PROMPT ▸ Search the lines of the records for the word "title", and copy every line that has it.

RECORDS FOR THIS TASK ▸
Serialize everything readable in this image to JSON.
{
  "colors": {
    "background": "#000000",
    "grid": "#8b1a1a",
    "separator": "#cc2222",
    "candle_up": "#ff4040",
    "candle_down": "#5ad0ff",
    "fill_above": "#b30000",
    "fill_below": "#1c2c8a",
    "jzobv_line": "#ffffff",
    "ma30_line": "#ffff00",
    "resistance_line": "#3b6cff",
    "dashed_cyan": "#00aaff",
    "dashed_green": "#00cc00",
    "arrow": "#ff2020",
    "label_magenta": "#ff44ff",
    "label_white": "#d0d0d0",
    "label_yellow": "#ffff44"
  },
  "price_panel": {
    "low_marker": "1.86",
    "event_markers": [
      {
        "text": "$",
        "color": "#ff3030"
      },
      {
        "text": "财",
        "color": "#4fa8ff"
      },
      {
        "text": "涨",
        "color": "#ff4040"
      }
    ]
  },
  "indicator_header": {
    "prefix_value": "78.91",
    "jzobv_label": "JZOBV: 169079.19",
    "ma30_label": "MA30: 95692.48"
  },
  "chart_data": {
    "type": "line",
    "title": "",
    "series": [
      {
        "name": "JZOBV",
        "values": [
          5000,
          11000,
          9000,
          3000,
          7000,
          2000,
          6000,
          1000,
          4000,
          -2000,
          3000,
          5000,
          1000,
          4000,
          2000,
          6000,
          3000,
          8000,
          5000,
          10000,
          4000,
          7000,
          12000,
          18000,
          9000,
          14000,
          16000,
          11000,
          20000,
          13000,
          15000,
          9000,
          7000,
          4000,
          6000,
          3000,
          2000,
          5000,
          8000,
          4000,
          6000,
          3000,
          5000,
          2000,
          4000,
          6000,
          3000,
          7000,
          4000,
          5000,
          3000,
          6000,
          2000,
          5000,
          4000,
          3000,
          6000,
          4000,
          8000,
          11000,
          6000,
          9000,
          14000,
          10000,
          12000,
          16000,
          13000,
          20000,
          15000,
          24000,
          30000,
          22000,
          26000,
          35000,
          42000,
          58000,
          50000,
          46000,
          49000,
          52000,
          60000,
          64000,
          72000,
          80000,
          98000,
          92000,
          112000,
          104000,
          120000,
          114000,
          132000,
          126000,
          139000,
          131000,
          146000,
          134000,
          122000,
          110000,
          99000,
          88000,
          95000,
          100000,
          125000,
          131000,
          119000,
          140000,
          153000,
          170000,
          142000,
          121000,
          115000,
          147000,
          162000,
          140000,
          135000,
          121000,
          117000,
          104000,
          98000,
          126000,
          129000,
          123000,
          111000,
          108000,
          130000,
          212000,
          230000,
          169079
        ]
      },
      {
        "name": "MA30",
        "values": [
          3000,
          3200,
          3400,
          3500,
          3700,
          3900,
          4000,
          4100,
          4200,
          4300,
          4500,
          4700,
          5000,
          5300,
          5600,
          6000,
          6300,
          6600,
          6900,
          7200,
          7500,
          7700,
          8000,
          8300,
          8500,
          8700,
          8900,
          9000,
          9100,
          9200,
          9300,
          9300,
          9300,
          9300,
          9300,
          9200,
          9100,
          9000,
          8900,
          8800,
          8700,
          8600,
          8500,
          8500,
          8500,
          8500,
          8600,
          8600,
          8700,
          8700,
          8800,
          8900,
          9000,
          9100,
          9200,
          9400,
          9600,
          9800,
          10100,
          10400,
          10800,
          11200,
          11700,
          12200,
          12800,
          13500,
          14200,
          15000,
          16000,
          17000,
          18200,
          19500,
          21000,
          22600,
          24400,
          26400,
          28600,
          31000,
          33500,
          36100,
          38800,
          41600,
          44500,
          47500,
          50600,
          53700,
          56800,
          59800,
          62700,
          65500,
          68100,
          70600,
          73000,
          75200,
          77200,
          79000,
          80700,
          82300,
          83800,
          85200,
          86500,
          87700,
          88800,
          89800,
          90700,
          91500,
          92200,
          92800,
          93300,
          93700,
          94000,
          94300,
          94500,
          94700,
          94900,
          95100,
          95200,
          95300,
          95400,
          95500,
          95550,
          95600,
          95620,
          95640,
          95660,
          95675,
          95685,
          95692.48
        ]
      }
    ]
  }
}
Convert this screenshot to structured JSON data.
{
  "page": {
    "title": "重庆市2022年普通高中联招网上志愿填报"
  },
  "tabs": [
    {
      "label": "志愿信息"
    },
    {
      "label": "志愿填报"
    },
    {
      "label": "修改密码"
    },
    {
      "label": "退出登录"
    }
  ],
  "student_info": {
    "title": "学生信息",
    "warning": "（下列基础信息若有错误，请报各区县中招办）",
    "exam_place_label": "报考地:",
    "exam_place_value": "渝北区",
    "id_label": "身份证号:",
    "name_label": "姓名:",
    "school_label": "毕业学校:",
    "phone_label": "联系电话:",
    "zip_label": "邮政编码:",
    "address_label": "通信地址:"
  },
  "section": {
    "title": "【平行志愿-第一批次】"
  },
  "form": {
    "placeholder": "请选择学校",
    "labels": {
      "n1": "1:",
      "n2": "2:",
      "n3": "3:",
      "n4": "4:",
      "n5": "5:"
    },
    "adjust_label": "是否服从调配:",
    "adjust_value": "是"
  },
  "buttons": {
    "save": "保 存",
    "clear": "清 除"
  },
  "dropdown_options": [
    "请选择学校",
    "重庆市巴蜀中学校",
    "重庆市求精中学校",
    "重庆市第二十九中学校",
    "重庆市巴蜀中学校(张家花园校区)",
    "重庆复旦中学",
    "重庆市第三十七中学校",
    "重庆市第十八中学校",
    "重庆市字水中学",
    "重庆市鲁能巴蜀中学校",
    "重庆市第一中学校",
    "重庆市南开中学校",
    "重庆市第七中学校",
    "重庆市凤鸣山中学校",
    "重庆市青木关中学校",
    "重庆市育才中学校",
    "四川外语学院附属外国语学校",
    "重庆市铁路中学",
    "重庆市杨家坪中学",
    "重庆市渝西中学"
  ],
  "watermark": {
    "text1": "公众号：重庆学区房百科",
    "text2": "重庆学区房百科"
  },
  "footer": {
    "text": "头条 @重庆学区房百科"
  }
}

EXPECTED OUTPUT ▸
    "title": "",
    "title": "重庆市2022年普通高中联招网上志愿填报"
    "title": "学生信息",
    "title": "【平行志愿-第一批次】"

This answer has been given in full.